Learn to draw like a pro…

MyFunCloset
Submitted by MyFunCloset March 11th, 2010
Certifikitsch Winner

I’m guessing we’re all visual and creative artists in some way. These are two “learn to draw cartoon” books I found along the way. These vintage characters have a really unique look, just loaded with personality. My cartoon drawings never quite looked the same twice. Pages from these books would look great in a frames.

7 Responses to “Learn to draw like a pro…”

  1. Allee Willis

    Allee Willis

    Gorgeous. Gorgeous. Gorgeous! I absolutely love learn how to draw books just as I love learn how to paint tv programs or learn how to do anything in any medium for that matter.

    These vintage books on the subject are classic, especially something going back this far when animation really came to the forefront. Is there a date on these? I’d guess 1940’s but could go a little on either side of that too.

    These are so great as most learn to draw books have you studying more conservative or true-to-human shapes.

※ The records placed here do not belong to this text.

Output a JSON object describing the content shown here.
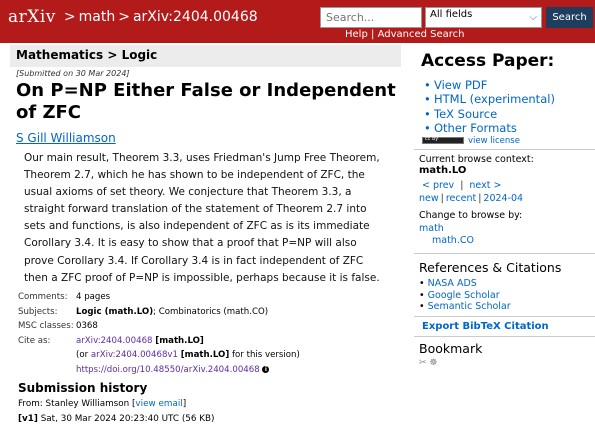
{
  "header": {
    "logo": "arXiv",
    "breadcrumb": [
      {
        "label": "math"
      },
      {
        "label": "arXiv:2404.00468"
      }
    ],
    "search_placeholder": "Search...",
    "field_select": "All fields",
    "search_button": "Search",
    "help_link": "Help",
    "advanced_link": "Advanced Search"
  },
  "paper": {
    "subject": "Mathematics > Logic",
    "submitted": "[Submitted on 30 Mar 2024]",
    "title": "On P=NP Either False or Independent of ZFC",
    "author": "S Gill Williamson",
    "abstract": "Our main result, Theorem 3.3, uses Friedman's Jump Free Theorem, Theorem 2.7, which he has shown to be independent of ZFC, the usual axioms of set theory. We conjecture that Theorem 3.3, a straight forward translation of the statement of Theorem 2.7 into sets and functions, is also independent of ZFC as is its immediate Corollary 3.4. It is easy to show that a proof that P=NP will also prove Corollary 3.4. If Corollary 3.4 is in fact independent of ZFC then a ZFC proof of P=NP is impossible, perhaps because it is false."
  },
  "meta": {
    "comments_label": "Comments:",
    "comments": "4 pages",
    "subjects_label": "Subjects:",
    "subjects_primary": "Logic (math.LO)",
    "subjects_rest": "; Combinatorics (math.CO)",
    "msc_label": "MSC classes:",
    "msc": "0368",
    "cite_label": "Cite as:",
    "cite_id": "arXiv:2404.00468",
    "cite_cat": "[math.LO]",
    "cite_v1_prefix": "(or ",
    "cite_v1": "arXiv:2404.00468v1",
    "cite_v1_cat": "[math.LO]",
    "cite_v1_suffix": " for this version)",
    "doi": "https://doi.org/10.48550/arXiv.2404.00468"
  },
  "history": {
    "title": "Submission history",
    "from_prefix": "From: Stanley Williamson [",
    "view_email": "view email",
    "from_suffix": "]",
    "v1_label": "[v1]",
    "v1_text": " Sat, 30 Mar 2024 20:23:40 UTC (56 KB)"
  },
  "access": {
    "title": "Access Paper:",
    "items": [
      "View PDF",
      "HTML (experimental)",
      "TeX Source",
      "Other Formats"
    ],
    "license_link": "view license"
  },
  "context": {
    "label": "Current browse context:",
    "value": "math.LO",
    "prev": "< prev",
    "next": "next >",
    "new": "new",
    "recent": "recent",
    "month": "2024-04",
    "change_label": "Change to browse by:",
    "change_math": "math",
    "change_mathco": "math.CO"
  },
  "refs": {
    "title": "References & Citations",
    "items": [
      "NASA ADS",
      "Google Scholar",
      "Semantic Scholar"
    ],
    "bibtex": "Export BibTeX Citation"
  },
  "bookmark": {
    "title": "Bookmark"
  }
}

    I never really learned to draw just like I never really learned how to do music and go purely on instinct with both but I may have ended up being trained had seen these books in my youth.

  2. MyFunCloset

    MyFunCloset

    The earlier book is dated c1949 and no date on the later. The “modern” cartoons are a great collections by various artist with lots of tips. There’s a spread of 5 charicatures, Clark Gable, Kathryn Hepburn, Stalin, Eddie Cantor and Veronica Lake, all by Salvador Baglez that are really slick. (looks like Brown Derby charicatures??). I love to share. Glad you like them!

  3. MyFunCloset

    MyFunCloset

    Did you say ORIGINALS!!!!!! What a score! Is the artist Salvador Baglez? Every line drawn on paper is fab-u-lous. The artist really knew how to swing a brush! I’m jealous times 10. Please put a few up for us all to see.

    • Allee Willis

      Allee Willis

      YES, ORIGINALS! As original as the drawings were in the three Brown Derbies in LA, two on Wilshire and one on Vine. The actual story behind those drawings is that the owner of the Brown Derby, Bob Cobb, after whom the Cobb salad was named, kept the original drawings of each portrait in his house. Then he made three copies via whatever process they used in those days and one of each hung in the three Derbys. I have the ones from the last Derby that closed on Vine. I went to the Bekins parking lot sale after seeing a teeny tiny classified in the LA Times saying the contents of the restaurant were being sold becuase the original buyer didn;t pay his storage bill. Most people there were there for chairs, stoves, lamps, etc. There was only one other person who was interested in the art so we made a pact that we wouldn’t bid against each other and would each take every other portrait that came up. So we each ended up with about 30 of them for five bucks a pop. The whole way driving home I kept thinking someone was going to pull me over and tell me it was all a mistake.

      My house was built as the party house for MGM in 1937 and the 16 smaller ones fit perfectly on my kitchen wall with not even 1/16 of an inch to spare. I firmly believe that I was karmically meant to have these!

    • Allee Willis

      Allee Willis

      Yes. All my posts in the museum are part of my Kitsch O’ The Day blog so as soon as I get the energy up to blog about them I’ll do it. I’m taping a BROWN DERBY note next to my desk so it will be sitting here haunting me until I do it.